Low-Renters

I’ve been walking around Washington, D.C. for the last three and 1/2 hours, mostly near the Dupont Circle area and along K Street and N Street and that general thing, and I’m just not feeling that old pin-striped, power-elite, uptown-and-connected vibration that I recall from my visit here in ’94. There are too many tourist-schlub types, and most of them are poorly-dressed with ordinary faces and (I’ll bet) not all that much to say. It doesn’t feel right. Being here has made me want to fly to Vienna or Paris.


Friday, 10.29, 8:25 pm.

Friday, 10.29, 7:10 pm.

There used to be a kind of hush all over Washington — a vibe that told you “like it or not, this is where the power is, and where the best minds and the great statesmen and the slickest hustlers and wheeler-dealers live and operate.” Now the vibe says, “Haw! Yo, dude, three Blue Moons and two Jack Daniels neat!”

This is Washington D.C. — a place that used to stand for something. Now it looks like a town that Senator John Blutarsky took over and remade in his own image. America has largely become a nation of mallbilly pudge-bottoms and commoners with meager educations, and dressed in ugly-ass T-shirts and man-shorts and bad pigtails and grotesque Foot Locker cross-training shoes.

A barrel-chested guy got out of a taxi on Pennsvlvania Avenue and he looked like Akim Tamiroff with a Van Dyke beard, and the woman with him looked like a Las Vegas slut with too much make-up. Even the storied Tabard Inn felt just a tiny bit downmarketed. Pudgy middle-aged people were hanging out in the bar and going “blah, blah, blah, blah” — they looked and sounded like real-estate agents from Trenton.

If you’re not “in” with the connected government crowd (like me), Washington, D.C. is basically a hick town with large boulevards and big government buildings and tens of thousands of beefy-bodied, T-shirt-wearing, under-dressed dorks walking around and slurping beers. It’s not cool. It’s turned into Fairfax, Virginia or…whatever, Scranton, Pennsylvania.

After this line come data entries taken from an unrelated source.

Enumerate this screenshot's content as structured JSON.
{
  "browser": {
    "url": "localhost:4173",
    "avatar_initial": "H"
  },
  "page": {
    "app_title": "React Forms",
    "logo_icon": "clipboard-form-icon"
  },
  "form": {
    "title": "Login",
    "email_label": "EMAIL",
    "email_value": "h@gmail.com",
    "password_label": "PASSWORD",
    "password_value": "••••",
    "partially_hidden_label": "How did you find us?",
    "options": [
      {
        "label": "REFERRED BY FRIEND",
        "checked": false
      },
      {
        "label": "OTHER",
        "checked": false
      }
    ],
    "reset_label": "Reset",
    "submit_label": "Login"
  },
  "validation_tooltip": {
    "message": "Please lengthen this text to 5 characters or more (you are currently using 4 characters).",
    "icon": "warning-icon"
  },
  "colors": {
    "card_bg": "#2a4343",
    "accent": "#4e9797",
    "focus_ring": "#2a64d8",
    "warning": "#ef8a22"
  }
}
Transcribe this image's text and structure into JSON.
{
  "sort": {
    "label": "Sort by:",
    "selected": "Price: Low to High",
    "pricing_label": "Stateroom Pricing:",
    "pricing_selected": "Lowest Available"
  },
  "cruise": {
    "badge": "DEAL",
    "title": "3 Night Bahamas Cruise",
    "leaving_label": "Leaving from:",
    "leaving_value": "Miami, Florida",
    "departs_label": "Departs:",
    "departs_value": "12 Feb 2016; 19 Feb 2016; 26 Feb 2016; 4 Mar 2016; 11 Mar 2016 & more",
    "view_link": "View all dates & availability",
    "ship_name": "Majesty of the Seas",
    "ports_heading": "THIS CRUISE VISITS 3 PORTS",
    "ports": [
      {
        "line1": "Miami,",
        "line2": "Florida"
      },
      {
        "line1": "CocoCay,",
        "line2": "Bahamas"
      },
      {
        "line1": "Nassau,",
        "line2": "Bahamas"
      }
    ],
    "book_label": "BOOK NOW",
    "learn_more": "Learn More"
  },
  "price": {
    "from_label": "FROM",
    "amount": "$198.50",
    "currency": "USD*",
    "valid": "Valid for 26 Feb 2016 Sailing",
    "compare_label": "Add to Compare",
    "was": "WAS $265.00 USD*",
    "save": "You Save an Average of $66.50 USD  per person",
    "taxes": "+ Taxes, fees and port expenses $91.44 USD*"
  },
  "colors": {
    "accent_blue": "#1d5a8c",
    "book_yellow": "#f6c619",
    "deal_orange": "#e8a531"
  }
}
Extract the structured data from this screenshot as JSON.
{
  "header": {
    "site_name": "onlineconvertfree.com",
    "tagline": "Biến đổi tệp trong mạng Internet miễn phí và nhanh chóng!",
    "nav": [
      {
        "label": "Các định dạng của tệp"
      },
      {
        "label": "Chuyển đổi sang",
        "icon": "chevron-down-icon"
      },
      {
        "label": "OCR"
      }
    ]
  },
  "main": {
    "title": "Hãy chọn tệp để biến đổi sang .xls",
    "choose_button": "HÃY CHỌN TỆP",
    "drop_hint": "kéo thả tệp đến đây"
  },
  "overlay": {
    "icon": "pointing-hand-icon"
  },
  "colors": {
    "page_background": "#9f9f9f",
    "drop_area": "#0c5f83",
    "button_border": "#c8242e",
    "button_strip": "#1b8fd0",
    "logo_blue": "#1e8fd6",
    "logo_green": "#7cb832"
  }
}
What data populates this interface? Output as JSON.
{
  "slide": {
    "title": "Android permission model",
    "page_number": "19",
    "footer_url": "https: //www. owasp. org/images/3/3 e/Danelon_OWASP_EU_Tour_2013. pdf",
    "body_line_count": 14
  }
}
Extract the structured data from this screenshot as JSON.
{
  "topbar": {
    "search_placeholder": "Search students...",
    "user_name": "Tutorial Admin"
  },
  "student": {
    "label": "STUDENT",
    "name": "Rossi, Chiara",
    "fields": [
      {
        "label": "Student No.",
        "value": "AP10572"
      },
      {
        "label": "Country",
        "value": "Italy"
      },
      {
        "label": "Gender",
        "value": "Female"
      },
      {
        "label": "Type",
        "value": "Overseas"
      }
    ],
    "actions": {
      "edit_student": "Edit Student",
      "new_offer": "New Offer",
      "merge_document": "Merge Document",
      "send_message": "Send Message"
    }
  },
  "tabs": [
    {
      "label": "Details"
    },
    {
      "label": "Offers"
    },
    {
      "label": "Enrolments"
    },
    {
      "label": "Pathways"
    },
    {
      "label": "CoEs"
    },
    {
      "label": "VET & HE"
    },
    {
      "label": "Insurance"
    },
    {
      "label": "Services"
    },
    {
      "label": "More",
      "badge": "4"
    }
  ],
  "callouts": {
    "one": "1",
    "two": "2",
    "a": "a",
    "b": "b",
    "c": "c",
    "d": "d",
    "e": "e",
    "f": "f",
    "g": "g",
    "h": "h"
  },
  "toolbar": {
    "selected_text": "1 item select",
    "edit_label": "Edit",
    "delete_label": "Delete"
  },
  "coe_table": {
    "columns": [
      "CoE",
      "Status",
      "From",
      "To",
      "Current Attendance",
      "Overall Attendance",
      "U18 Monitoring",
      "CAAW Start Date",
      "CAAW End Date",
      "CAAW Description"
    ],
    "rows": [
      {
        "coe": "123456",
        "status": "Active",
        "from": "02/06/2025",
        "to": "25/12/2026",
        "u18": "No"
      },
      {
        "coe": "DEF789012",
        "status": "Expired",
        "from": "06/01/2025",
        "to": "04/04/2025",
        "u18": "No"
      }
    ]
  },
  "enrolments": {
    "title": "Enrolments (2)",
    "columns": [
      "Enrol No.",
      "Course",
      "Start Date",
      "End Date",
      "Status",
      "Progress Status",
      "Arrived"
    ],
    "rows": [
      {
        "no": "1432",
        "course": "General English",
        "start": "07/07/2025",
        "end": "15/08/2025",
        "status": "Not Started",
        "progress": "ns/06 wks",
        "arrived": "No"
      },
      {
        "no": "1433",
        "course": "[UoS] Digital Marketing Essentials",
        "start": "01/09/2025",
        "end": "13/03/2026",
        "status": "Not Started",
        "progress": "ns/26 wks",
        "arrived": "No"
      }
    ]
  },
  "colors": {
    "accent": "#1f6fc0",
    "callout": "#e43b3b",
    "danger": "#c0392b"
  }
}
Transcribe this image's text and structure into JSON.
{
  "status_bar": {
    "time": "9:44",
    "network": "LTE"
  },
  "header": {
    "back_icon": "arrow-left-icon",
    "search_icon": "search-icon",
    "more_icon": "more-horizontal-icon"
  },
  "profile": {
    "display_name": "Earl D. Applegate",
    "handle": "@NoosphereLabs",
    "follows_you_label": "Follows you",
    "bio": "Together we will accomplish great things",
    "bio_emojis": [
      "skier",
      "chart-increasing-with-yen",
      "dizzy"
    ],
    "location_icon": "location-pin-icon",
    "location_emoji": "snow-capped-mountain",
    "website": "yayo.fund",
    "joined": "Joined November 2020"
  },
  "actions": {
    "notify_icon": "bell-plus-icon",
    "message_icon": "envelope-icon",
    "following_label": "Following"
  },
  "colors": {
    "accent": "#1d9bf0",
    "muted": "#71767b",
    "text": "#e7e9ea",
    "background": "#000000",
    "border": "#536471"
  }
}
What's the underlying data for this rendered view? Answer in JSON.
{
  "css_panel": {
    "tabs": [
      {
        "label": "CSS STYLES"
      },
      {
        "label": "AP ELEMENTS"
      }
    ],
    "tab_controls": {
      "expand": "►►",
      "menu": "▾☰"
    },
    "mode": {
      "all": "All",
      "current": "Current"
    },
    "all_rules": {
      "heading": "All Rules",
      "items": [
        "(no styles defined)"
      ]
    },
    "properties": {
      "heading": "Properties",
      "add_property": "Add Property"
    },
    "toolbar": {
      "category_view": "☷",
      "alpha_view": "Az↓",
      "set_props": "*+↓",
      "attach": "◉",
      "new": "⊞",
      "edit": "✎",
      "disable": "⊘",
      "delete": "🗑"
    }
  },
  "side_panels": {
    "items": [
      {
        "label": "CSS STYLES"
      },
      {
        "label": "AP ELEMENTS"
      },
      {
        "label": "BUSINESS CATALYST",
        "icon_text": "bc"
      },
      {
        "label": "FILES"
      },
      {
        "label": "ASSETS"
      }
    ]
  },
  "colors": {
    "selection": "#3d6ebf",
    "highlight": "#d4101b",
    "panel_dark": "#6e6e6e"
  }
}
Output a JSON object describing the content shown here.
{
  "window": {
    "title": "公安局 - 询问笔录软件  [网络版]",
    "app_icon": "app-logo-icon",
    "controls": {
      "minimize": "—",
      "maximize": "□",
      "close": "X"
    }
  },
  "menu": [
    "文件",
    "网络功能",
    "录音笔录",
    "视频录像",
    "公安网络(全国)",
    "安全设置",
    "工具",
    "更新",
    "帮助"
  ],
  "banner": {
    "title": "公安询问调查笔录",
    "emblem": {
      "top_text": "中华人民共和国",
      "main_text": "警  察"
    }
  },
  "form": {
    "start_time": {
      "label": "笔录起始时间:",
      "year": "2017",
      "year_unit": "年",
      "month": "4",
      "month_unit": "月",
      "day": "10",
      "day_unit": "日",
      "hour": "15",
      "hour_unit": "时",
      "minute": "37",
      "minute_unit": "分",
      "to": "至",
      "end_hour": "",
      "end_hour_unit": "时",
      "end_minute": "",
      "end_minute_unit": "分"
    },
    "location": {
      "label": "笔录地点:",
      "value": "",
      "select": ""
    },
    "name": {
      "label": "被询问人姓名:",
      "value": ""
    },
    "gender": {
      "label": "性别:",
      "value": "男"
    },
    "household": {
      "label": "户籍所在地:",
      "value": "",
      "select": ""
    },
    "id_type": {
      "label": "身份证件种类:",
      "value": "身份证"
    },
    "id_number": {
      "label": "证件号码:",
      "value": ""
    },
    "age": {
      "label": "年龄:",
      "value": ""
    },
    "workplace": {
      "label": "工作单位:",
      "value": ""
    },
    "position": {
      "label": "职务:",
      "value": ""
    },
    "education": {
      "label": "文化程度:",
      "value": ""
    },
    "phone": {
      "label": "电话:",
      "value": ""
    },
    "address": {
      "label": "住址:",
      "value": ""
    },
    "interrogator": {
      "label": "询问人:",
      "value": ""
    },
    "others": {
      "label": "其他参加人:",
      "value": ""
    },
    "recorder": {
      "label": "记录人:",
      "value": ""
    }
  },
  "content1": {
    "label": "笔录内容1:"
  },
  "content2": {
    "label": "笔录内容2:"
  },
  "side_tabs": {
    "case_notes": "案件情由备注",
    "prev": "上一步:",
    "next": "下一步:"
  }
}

Where’s the Washington of lore and legend? If the ghost of Jack Kennedy was to return here for one day in the manner of Billy Bigelow, he would say, “This is what America has come to? Get me out of here. I want to be dead again.”